All pages, it seems to me, are thinner than glass's membrane, but I'm not sure: do you mean "membrane of glass" or are you suggesting that there is an exterior level of glass, known as the membrane? In the latter case, I think you're line's okay. In the former, the comparison doesn't seem to work.

The doubled preposition in "between in here" throws me a second, particularly since it's really a triple preposition, "between in here and between out there."

I don't mind the groan/grown clause/cause play so much for itself, but I do think that such a move, in an otherwise quiet poem about an overall quietness, does call a lot of attention to itself (so much so that I think maybe the theme lies somewhere in the highlighting that's been done, and also the fact that that kind of word play only exists in three latter lines, etc).

Lastly, "screens." This is the first intimation of any kind of setting in the classroom, and it takes me a second to realize they're looking into computer screens? But they're also reading out of textbooks. So I'm having trouble, imagining the faceless "they" and the setting they're set in. And also the teacher's face is included, in the "our," as being reflected, as if they're all sitting before screens of some kind. So I don't know, and some of this perhaps lost on me due to my lack of recent Swift.

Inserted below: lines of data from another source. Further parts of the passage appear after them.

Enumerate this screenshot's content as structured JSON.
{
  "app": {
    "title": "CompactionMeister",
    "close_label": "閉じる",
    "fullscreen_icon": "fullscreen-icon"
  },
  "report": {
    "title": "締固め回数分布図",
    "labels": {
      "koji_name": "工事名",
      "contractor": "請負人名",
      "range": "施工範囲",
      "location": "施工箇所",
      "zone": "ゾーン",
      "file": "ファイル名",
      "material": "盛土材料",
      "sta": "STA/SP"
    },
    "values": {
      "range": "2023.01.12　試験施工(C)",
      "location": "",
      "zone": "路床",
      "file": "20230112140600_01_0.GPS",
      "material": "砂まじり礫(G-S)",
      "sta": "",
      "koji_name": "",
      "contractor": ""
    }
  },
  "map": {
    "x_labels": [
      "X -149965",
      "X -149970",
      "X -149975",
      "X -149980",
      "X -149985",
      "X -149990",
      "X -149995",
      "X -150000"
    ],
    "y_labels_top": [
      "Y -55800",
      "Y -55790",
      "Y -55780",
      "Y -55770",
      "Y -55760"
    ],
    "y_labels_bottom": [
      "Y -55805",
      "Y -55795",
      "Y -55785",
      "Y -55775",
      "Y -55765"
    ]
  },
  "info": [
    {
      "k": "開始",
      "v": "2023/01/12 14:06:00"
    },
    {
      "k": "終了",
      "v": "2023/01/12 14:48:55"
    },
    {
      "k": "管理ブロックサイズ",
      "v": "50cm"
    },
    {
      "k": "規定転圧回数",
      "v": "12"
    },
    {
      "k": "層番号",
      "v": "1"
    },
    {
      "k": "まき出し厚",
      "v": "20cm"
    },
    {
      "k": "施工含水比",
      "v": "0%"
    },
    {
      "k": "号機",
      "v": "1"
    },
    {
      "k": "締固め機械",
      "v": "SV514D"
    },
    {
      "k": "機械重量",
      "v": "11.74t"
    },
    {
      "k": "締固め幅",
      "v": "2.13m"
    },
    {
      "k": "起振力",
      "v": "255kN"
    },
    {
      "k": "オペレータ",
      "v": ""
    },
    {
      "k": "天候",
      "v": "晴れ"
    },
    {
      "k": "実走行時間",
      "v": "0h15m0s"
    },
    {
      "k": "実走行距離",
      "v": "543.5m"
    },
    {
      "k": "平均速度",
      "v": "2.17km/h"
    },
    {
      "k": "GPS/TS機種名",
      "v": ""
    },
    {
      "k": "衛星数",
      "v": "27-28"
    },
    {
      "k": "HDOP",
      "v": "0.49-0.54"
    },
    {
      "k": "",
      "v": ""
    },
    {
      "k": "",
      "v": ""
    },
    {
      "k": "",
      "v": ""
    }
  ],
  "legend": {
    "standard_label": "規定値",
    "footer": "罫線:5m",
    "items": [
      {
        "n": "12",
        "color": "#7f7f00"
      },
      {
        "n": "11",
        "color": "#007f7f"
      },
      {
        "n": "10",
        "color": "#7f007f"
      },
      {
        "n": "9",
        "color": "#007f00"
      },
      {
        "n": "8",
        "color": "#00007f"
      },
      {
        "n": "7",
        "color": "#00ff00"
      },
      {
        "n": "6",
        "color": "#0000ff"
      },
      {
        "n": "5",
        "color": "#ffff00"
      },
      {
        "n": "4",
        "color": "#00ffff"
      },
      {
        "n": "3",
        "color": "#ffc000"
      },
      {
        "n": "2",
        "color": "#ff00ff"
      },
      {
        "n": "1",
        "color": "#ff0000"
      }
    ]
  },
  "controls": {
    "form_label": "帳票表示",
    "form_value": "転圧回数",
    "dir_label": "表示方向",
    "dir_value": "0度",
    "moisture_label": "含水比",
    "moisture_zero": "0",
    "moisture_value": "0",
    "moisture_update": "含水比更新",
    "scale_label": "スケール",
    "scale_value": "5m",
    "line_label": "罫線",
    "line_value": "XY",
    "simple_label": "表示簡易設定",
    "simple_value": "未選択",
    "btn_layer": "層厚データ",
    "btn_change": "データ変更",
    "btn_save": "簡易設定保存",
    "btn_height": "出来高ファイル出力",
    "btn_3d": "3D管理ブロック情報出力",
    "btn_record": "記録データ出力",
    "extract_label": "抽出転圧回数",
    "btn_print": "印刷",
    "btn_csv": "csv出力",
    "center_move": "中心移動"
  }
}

:: Josh 11/08/2002 01:11:00 PM [+] ::
...
:: Thursday, November 07, 2002 ::
Paul, I like the size of this poem. Perfect heft. I also like the long title with it, but would rework it for clarity:
"The adjunct lecturer lectures his Continuing Education students on Gulliver's Voyage . . . while the Pres . . ." Not a big difference really. I like the two lines: "Outside (always outside) it is dark now," and "It is fall/(always fall in the halls of literature)" both clear and true. Maybe cut the "now" on line one? I understand the idea of the students being unable to see out because it's dark, but I'm not sure about reflected in the pages and that whole first statement. I mean, it's dark outside, the window reflects them but with all the commas, I get lost a bit. It seems like you're talking towards an understanding of your own words. I could be wrong, but I'm not sure you couldn't say this clearer. That way, some of the good stuff: "where they can't see for the laughing faces" won't be buried.

Outside (always outside) it is dark.
Laughing faces reflect in the windows
In here they laugh (while??? I can't get that thin pages thing to fit, or I'm unclear on it.)
outside, they can't see for all the laughing
faces. It is fall (always fall in the halls
of literature), yet the leaves haven't left

After that, and I know I'm changing this poem too much already, I think the "grown/groan and clause/causes" is too strong. I like the idea in here, as I see it, that we have come so little a distance since Swift told us all this, but I can't see your ideas clearly yet. Could you maybe talk a little about what you want to do here? I don't know that I'm being that much of a help, but it seems to lose solidity near the bottom and then "our faces" could be the watchers of tv or the readers, but I think there needs to be more to explain that. Maybe you could respond to these ramblings, and I'd have a better plan of attack(poor choice of words, I know) and get back with more random talk.

:: Sean 11/07/2002 11:15:00 AM [+] ::
...

This page is powered by Blogger. Isn't yours?